Less Parking Traffic With Cleverciti Systems
Using big data and sensor technologies, Cleverciti Systems from Munich guides drivers to the most convenient parking lots in order to reduce search traffic and CO2 emissions.
Optimizing the Last Mile With Tiramizoo
The startup tiramizoo from Munich offers an innovative logistics platform for the last mile optimization. The company’s SaaS solution improves transport efficiency, optimizes resources, and reduces CO2 emissions while saving costs for its customers.
These Startups Are Tackling the Challenges Arising From High Energy Demand
The Gridx Platform to Leverage Energy Potential
gridX from Aachen provides solutions for corporations to increase the efficiency and potentials of their energy systems by connecting spread energy resources in one platform. Their goal is to build the necessary infrastructure for the energy revolution.
Infrastructure Monitoring by LiveEO
The Berlin-based startup LiveEO provides infrastructure monitoring from space with the help of satellite imagery for railway, pipeline, and electricity infrastructure to save operational expenses by observing dangers.
Meteoviva Helps Buildings to Save Energy
The SaaS solution of MeteoViva allows customers to smarten up their buildings with smart data and full control with the help of a monitoring system. The startup from Juelich allows organizations to save energy and CO2 emissions.
These Promising Startups Offer Solutions for the Shortage in Housing
Fully Equipped Apartments by Homefully
The startup Homefully from Frankfurt offers modern, fully equipped apartments that offer new, innovative co-living concepts to young people with a community-feeling in Germany and Switzerland.
Modern Co-Living With Medici Living
The Berlin-based startup Medici Living offers a portal for co-living offerings in all major Dutch and German cities.

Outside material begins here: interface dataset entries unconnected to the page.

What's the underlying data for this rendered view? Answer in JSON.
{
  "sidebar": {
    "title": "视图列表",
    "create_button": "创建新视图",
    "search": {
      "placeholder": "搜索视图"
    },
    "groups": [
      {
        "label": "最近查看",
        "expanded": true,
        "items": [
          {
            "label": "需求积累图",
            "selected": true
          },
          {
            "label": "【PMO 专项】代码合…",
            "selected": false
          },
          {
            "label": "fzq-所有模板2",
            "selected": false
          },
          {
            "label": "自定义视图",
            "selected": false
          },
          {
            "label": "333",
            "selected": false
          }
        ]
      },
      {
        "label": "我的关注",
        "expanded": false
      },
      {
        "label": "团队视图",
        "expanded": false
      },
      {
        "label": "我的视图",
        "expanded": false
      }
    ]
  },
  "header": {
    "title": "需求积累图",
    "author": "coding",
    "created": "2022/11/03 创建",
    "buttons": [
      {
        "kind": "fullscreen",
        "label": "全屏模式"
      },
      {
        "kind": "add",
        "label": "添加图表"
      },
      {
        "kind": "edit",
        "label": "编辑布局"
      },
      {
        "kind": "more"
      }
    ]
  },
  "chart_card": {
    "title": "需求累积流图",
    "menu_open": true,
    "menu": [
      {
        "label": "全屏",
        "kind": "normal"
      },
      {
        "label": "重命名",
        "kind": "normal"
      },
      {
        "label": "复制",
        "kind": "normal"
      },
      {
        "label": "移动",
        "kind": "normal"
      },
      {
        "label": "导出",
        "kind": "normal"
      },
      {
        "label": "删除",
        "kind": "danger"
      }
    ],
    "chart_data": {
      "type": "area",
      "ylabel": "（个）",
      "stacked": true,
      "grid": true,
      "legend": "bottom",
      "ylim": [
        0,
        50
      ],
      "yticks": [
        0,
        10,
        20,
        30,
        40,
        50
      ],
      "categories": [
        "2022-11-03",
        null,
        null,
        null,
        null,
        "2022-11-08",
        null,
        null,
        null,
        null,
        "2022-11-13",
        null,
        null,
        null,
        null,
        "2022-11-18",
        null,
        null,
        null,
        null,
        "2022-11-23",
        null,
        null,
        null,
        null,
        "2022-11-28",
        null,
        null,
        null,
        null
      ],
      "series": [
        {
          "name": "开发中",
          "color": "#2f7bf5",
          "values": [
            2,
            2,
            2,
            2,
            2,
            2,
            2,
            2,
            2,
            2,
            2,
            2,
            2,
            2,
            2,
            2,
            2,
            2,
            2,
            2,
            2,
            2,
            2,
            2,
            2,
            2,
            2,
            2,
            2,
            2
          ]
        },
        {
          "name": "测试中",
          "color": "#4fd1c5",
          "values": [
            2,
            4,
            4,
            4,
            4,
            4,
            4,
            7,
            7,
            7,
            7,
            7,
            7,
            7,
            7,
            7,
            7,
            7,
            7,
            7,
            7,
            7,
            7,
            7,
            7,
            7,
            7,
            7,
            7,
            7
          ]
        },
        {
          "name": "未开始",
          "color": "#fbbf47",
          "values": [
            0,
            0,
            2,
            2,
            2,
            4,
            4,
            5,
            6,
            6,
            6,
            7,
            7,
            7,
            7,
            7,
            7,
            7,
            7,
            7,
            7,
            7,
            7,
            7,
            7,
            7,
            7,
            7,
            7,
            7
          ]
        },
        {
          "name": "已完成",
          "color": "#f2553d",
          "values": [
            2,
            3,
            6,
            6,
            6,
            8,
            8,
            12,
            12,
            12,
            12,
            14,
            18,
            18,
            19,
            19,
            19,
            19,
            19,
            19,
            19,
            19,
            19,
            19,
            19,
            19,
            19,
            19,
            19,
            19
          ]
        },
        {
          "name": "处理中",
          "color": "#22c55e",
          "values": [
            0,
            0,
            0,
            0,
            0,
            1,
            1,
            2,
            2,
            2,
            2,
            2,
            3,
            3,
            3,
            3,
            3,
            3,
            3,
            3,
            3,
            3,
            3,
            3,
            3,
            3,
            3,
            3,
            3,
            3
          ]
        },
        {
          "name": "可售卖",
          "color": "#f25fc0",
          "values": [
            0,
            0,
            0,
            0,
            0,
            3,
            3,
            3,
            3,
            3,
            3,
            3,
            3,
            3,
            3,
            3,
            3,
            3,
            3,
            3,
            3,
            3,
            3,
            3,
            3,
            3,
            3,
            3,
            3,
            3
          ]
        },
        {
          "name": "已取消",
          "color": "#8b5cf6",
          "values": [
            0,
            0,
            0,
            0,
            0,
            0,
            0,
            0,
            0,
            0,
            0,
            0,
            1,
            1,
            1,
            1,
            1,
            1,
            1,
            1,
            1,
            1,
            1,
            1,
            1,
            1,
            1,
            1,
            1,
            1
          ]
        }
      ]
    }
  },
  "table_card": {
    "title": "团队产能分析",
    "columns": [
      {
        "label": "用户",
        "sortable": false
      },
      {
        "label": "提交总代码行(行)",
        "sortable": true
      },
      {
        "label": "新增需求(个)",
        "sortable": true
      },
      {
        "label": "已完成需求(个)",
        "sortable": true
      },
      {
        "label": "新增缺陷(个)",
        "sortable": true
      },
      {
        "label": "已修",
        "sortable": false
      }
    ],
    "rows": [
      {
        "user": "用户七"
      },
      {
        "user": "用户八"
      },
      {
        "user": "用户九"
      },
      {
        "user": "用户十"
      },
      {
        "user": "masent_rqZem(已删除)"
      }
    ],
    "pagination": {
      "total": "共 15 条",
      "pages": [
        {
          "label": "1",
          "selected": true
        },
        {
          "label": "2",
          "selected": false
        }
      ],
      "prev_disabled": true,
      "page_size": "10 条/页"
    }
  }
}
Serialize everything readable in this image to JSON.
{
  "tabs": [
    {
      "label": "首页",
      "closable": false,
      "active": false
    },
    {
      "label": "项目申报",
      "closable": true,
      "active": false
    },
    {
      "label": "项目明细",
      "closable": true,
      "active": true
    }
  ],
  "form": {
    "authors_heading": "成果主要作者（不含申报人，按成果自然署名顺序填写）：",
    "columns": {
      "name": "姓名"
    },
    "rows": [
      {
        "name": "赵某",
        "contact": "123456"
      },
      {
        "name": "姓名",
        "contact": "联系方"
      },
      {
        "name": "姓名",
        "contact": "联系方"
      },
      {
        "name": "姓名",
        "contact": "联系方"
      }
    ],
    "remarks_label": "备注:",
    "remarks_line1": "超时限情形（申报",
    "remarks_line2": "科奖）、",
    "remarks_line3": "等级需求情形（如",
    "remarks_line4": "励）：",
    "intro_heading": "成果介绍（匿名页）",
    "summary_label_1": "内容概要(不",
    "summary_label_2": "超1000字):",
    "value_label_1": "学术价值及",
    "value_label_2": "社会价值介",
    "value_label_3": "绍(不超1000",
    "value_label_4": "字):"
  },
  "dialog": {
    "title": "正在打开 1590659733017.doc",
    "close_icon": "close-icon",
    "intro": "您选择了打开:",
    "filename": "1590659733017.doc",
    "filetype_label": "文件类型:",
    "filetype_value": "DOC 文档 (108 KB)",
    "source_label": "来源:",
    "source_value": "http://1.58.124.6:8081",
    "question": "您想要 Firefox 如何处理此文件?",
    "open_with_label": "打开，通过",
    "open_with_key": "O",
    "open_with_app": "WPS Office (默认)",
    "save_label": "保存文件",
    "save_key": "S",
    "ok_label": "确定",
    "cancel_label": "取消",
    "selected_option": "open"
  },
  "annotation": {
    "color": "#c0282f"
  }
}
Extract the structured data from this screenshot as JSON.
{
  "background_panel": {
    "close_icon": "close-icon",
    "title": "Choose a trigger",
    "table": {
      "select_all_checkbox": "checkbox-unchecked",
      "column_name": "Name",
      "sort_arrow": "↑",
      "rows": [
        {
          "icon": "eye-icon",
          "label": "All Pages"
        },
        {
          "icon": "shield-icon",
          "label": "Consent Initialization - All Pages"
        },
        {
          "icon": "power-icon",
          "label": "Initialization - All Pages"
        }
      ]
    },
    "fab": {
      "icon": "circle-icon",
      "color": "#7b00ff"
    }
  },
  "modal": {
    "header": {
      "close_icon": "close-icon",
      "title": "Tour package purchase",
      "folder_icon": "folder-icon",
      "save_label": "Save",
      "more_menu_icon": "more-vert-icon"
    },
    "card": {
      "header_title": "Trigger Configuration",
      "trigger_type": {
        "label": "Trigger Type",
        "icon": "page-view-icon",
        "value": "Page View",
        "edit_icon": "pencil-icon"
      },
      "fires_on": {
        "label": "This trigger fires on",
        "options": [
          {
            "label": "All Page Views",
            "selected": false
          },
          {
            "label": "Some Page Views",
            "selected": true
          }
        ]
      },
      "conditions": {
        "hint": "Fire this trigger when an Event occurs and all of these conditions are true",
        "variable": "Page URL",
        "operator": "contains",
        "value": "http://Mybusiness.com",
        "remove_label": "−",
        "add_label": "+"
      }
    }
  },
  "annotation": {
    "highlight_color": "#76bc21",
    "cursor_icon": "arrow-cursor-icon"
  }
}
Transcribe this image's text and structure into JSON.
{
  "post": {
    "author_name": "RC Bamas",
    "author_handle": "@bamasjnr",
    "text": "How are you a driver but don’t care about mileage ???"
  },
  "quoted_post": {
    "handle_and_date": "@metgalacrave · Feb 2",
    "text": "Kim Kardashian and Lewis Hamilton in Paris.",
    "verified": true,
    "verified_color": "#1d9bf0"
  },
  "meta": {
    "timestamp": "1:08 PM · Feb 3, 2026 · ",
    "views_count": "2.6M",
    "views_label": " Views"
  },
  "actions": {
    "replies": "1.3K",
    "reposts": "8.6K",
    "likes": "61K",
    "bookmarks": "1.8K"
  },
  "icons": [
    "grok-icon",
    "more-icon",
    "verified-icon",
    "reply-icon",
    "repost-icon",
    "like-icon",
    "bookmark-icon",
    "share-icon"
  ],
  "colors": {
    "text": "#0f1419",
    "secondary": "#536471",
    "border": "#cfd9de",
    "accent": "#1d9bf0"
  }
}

People can find fully furnished apartments downtown with all-inclusive pricing.
Flat-Hunting With Nestpick
Nestpick from Berlin offers a search engine for furnished apartments, rooms, and student accommodation worldwide targeting expats and students who are relocating and searching for mid- to long-term housing.
Are you curious to discover even more trends and additional startups? Download the complete trend report below to take a deep dive into “Six Startup Trends That Will Shape the Decade”!